The “accessibility” of the Radical Right parties’ simple political messages arguably proved to be one of the key factors in outperforming the Radical Left in Europe. In contrast, the Radical Left can still largely be seen as a platform for abstract intellectual debates, incapable of reducing political complexity to easy-to-access slogan and messages, useful in our digital age. In addition, the case can be made that Radical Left parties may have been too similar ideologically to Social Democratic parties (who suffered the most electorally in the post-economic crisis period).

Furthermore, the Radical Left’s incapacity to produce real political responses to the global economic crisis and to voters arguably did not help their cause. In comparison to Radical Right parties, the Radical Left was not able to weave together a clear and simple narrative, for instance on economics and at the same time have not tended to focus on the key socio-cultural issue dimension of immigration that can reap electoral success. Thus, this is likely to have been a key reason why the Radical Left has not been able to achieve a decisive electoral breakthrough in the post-economic crisis period as Radical Right parties have been able to.
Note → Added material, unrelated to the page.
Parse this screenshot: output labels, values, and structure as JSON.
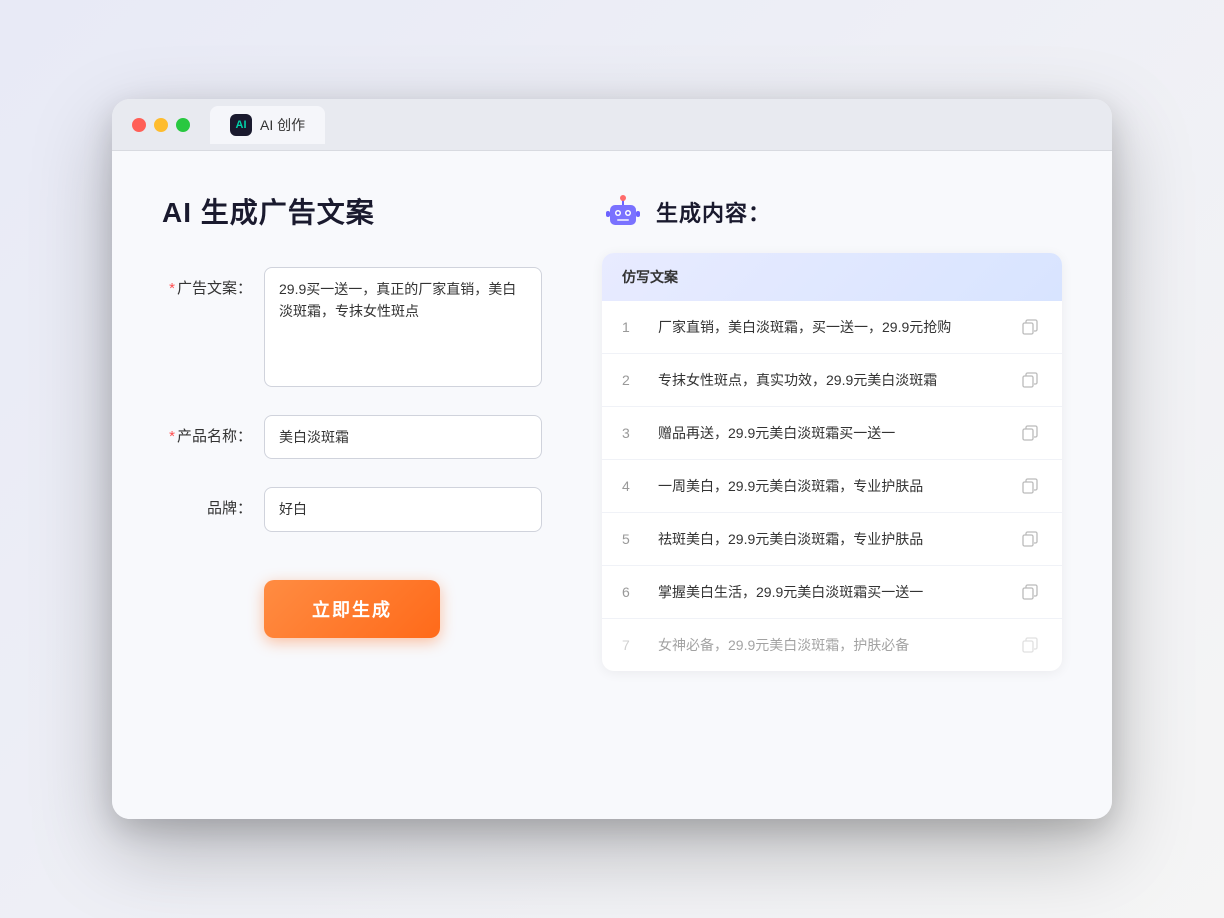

In conclusion, we argue that Radical Right parties were better able to offer a simple and clear ‘populist’ message on key issues such as immigration and the EU compared to the Radical Left and cut across well with disaffected voters. The Radical Right was able to use fear, and this translated into electoral success. In contrast, European Radical Left parties were likely penalized by their proximity to mainstream centre left parties. The Radical Left’s incapacity to produce real political responses (see the case of Syriza in Greece) to the economic crisis and to voters arguably did not help their cause.

Dr. Valerio Alfonso Bruno holds a Ph.D. in “Institutions and Policies” from the Università Cattolica del Sacro Cuore of Milan (2017) and was doctoral researcher at the University of Fribourg, Switzerland (2015). He is Member of AREF, Association to Renew the teaching and research of Economics and Finance. He was trained at the Israel-Italy Chamber of Commerce and Industry in Tel Aviv, the European Commission in Brussels and the ITU of the United Nations in Geneva. He has published in several international journals, including Social Europe and the Georgetown Journal of International Affairs. 

Dr. James F. Downes is a Lecturer in Comparative Politics in the Department of Government and Public Administration at the Chinese University of Hong Kong. He is an Affiliated Visiting Research Fellow (Honorary) at the Europe Asia Policy Centre for Comparative Research. He is also a Data Advisor for the Local Democracy Dashboard project, based at the London School of Economics. He has published in journals such as Electoral Studies, in edited book volumes such as Routledge, the Contemporary China Series, LSE European Politics and Policy, alongside Social Europe and Democratic Audit.